In 1905 Bing closed his gallery L'Art Nouveau, after which Daguet moved his metal studio to the Rue du Faubourg-Saint-Jacques where his clients included Sarah Bernhardt and the Barrymores, Maurice and Lionel. In 1910, Dauget exhibited at the Salon of the Societe des Artistes Francais metalwork in "modern style" and ten more in a "different style." The box above likely represents an example of the "different style," given the new mixed materials used (i.e., early period = copper/cabochons; late period = copper/brass/iron/enamel/cabochons). One of his last dated works prior to World War I is a mixed metal mirror frame from 1912, which was owned by Sarah Bernhardt.

During World War I Daguet was assigned as Sergeant Mechanic 2nd Aviation Group. During this time, he produced approximately 2000 sketches of various French and foreign early aircraft; designed numerous aviation manufacture advertisement posters; and was given the moniker of "true apostle of aerial art" based upon the scrupulous accuracy of the technical details and a keen sense of observation in his paintings and illustrations of the period. Attendees to an art exhibition that featured military aeronautics, held in 1919 in Paris, especially praised his watercolors of both French and foreign aircraft. An extensive collection of Daguet's aviation drawings and watercolors (~2000 drawings & 115 watercolors) is in the Musee de l'Air et de l'Espace at Le Bourget, near Paris.

After a 16 year eclipse during the War and successful aviation illustration stint, Daguet returned to decorative metalwork and exhibited largely religiously themed pieces in decorative hard steel and bronze in 1926 at the Musée Galliera.

----------

Salons:
Salon des Artistes français 1900, 1903, 1905, 1909, 1910
Societe nationale des beaux-arts 1901

Public Expositions:
Le Fer forge', le Cuivre et l'Etain - Musee Galliera, Paris (1905)
L'Art et le Mobilier religieux moderne - Musee Galliera, Paris (1926)

Comments

  1. ho2cultcha ho2cultcha, 3 years ago
    i'd love to see a pic of the outside too.
  2. cogito cogito, 3 years ago
    Working on it. Thanks.
  3. cogito cogito, 3 years ago
    Uploaded finally. Sorry. Don't know why it didn't like the other view pictures.
  4. kyratango kyratango, 3 years ago
    Neat design! A treasure!
  5. SEAN68 SEAN68, 3 years ago
    stunning!!!!
  6. inky inky, 3 years ago
    Beautiful!...:-)
  7. cogito cogito, 3 years ago
    Thanks for the loves folks. If I had to pick a favorite designer from the Art Nouveau era, Daguet would be the one. His motif here and on most L'Art Nouveau retailed wares are pretty conventional, but after the gallery closed down he started working in a wild style filled with Celtic motifs, fantastical animals and mysticism. This was prior to his completely retooling as an aviation illustrator during WWI. Very versatile artist.
  8. Vintagefran Vintagefran, 3 years ago
    Ahh Art Nouveau at its finest. Love it
  9. cogito cogito, 3 years ago
    Thanks, Vintagefran!
  10. kivatinitz kivatinitz, 2 years ago
    how maestry in the craft of this piece a great one
  11. cogito cogito, 2 years ago
    Thanks kivatiniz! It sits on my bedside table and still is very utilitarian.

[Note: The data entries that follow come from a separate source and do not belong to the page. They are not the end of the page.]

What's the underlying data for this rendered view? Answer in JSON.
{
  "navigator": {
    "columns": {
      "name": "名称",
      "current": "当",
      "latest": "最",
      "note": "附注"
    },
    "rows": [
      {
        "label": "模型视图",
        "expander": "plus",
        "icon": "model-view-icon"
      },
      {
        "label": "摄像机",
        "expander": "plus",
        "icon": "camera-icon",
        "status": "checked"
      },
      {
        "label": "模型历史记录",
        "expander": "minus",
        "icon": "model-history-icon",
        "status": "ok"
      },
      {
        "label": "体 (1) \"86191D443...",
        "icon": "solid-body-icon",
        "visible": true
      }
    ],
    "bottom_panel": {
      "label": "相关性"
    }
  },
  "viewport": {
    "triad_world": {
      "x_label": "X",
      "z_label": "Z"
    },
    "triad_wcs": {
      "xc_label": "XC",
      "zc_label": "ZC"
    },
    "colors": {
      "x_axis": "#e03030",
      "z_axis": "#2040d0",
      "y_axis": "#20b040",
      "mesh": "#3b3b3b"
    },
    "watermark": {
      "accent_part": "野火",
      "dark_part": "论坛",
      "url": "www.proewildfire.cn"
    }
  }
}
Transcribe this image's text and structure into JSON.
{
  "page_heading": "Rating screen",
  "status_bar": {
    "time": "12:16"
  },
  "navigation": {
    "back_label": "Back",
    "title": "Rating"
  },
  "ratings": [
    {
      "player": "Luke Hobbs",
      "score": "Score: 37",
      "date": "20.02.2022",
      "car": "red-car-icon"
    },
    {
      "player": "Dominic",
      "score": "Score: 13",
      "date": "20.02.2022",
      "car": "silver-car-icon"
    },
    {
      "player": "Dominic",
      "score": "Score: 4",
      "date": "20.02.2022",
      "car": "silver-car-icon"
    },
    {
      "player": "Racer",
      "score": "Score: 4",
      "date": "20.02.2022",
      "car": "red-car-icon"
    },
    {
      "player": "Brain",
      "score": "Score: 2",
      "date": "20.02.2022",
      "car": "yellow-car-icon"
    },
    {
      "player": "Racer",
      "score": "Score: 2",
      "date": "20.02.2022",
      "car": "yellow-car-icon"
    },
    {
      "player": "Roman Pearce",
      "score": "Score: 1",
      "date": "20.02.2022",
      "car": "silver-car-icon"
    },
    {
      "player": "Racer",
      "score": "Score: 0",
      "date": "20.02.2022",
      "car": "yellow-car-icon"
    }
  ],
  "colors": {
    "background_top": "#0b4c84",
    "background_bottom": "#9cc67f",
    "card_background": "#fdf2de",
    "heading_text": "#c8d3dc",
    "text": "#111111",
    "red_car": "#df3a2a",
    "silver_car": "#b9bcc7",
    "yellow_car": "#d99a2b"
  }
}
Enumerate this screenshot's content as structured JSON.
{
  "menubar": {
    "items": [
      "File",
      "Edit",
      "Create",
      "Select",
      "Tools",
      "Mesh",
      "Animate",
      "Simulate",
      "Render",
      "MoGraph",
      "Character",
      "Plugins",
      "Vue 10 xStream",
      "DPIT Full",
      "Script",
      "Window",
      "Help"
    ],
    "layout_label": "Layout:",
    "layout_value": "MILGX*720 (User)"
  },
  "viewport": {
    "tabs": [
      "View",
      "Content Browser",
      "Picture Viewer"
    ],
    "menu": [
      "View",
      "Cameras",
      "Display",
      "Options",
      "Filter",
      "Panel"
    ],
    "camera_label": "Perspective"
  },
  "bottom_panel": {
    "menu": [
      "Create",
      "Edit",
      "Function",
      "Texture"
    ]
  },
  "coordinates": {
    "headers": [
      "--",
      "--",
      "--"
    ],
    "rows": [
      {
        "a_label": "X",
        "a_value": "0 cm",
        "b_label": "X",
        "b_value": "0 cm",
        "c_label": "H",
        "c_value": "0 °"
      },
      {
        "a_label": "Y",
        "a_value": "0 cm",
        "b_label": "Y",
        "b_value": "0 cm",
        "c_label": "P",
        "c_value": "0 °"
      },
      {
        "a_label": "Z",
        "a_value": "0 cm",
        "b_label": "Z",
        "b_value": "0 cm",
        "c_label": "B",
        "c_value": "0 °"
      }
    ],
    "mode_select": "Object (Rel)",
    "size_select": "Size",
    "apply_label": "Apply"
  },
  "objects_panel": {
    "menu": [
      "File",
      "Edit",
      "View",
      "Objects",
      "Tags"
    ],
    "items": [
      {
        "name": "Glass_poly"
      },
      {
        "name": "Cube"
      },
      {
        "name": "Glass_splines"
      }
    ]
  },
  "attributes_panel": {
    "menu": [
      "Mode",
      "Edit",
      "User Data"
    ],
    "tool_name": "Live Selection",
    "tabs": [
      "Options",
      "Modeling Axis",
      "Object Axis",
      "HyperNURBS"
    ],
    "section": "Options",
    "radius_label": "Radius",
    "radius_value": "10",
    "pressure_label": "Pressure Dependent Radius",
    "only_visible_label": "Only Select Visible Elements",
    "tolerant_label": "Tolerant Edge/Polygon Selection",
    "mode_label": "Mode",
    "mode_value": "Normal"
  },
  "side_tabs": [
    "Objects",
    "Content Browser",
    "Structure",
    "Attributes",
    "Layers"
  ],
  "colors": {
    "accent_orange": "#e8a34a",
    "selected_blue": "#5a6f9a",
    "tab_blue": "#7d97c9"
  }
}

Want to post a comment?

Create an account or login in order to post a comment.